This will allow parents to receive continuous support until their child enters primary school, said Mr Wong.
The enhanced Baby Bonus Cash Gift will be paid out from early 2024.
The S$3,000 Baby Support Grant, a one-off grant which was introduced during the COVID-19 pandemic, will also be extended to parents of babies born from Oct 1, 2022, to Feb 13 this year, announced Mr Wong.
The grant was previously given to parents of Singaporean children born from Oct 1, 2020, to Sep 30, 2022, to encourage couples to proceed with their parenthood plans through the pandemic.
The extended grant will be disbursed in the second half of 2023, said NPTD.
CHILD DEVELOPMENT ACCOUNT
The Child Development Account (CDA) First Step Grant will be increased from S$3,000 to S$5,000, announced Mr Wong on Tuesday.
The funds in the Child Development Account can be used to pay for a child's education and healthcare needs.
The co-matching cap for children who are the first or second child will also be increased by S$1,000, to S$4,000 and S$7,000 respectively, said Mr Wong.
Third and fourth children continue to get up to S$9,000 in matching funds from the Government, while the fifth and subsequent child will continue to get up to S$15,000.
Parents will have to deposit funds in their child's CDA to get the matching amount.

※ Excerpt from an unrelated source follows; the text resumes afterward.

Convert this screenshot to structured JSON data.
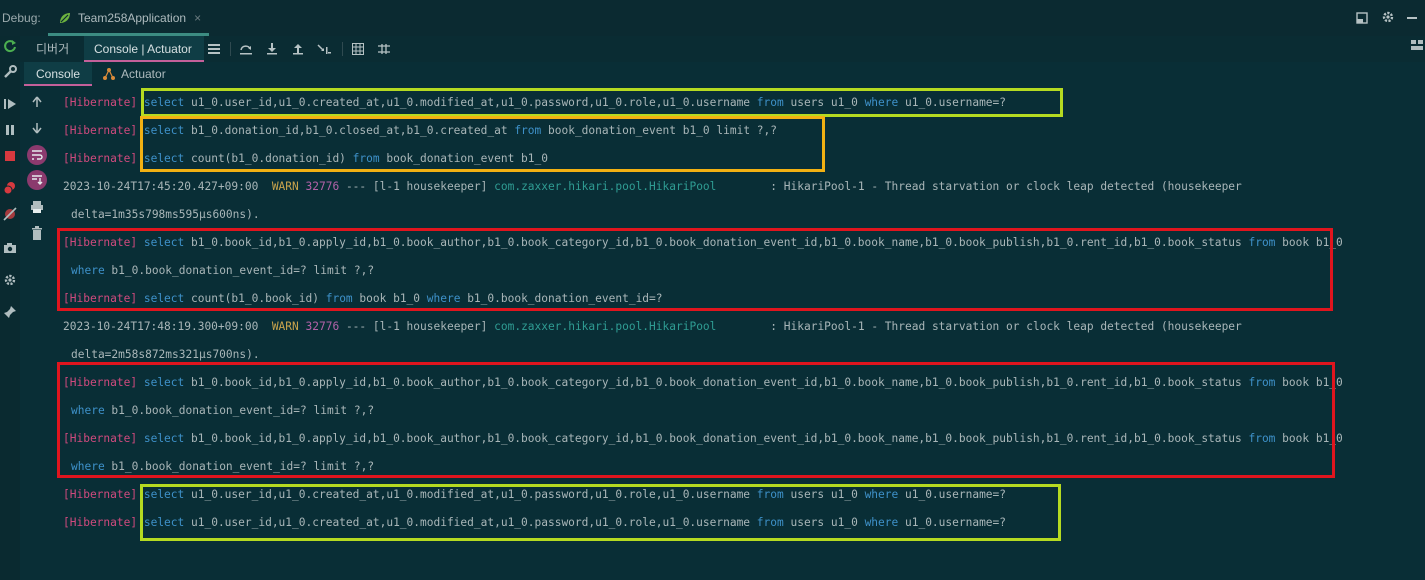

These changes will apply to children born from Feb 14, and will be implemented from early next year, said NPTD in its press release.
Parents can still save up to the current co-matching caps this year, and anything beyond that will not be matched until the changes are in place, it added.
“We will notify parents when they can make the additional deposits into their child’s CDA to enjoy the enhanced government co-matching,” said Mr Wong.
In his speech, Mr Wong also announced that paternity leave would be doubled for fathers of children born from Jan 1, 2024.
The enhancements to the Baby Bonus Cash Gift and the CDA, as well as the new leave provisions, will cost the Government S$240 million per cohort of children, said Mr Wong.
KIDSTART AND COMCARE
The Government will also take more steps to better integrate common functions across different programmes that support lower-income families, said the Deputy Prime Minister on Tuesday.
ComLink, an initiative that helps families with children living in rental housing, has been rolled out nationwide to 14,000 families, Mr Wong noted.
Social assistance schemes like ComCare, which help families meet basic living expenses, are also a critical source of support for many lower-income families, he added.
The ComCare Endowment Fund, which partly funds ComCare, will receive a S$300 million top-up, to support lower-income families amid higher inflation, said Mr Wong.
“Beyond inequality, we must also sustain social mobility across generations. In particular, we know that the first few years matter greatly in shaping a child’s potential in life,” he added.
“So we must do more to close the early gaps in our children’s lives.”
The KidStart programme, which provides upstream support for pregnant mothers and young children in lower-income families, will be scaled up nationwide, Mr Wong announced.
The programme is expected to support 80 per cent of eligible children in lower-income families, starting from children born in 2023, he added.
The preliminary outcomes of the programme are encouraging, noted Mr Wong.
“There are some early indications that KidSTART children had better pre-school attendance than their peers of similar socio-economic backgrounds,” he continued.
“Parents and caregivers on the programme also said that they were better supported in their parenting journey.”
The Government has also made significant investments in the early childhood sector, said Mr Wong, with spending growing six times from 2013 to 2022.
“These investments have had an impact,” said Mr Wong, adding that the pre-school enrolment rate of children aged five to six years old who live in public rental flats is now comparable to the national average.
For children aged three to four years old who live in public rental flats, the enrolment rate is 80 per cent, lower than the national average of about 88 per cent, he said.
“We will continue to provide additional assistance to lower-income families and reach out to them to facilitate their children’s pre-school enrolment," he added.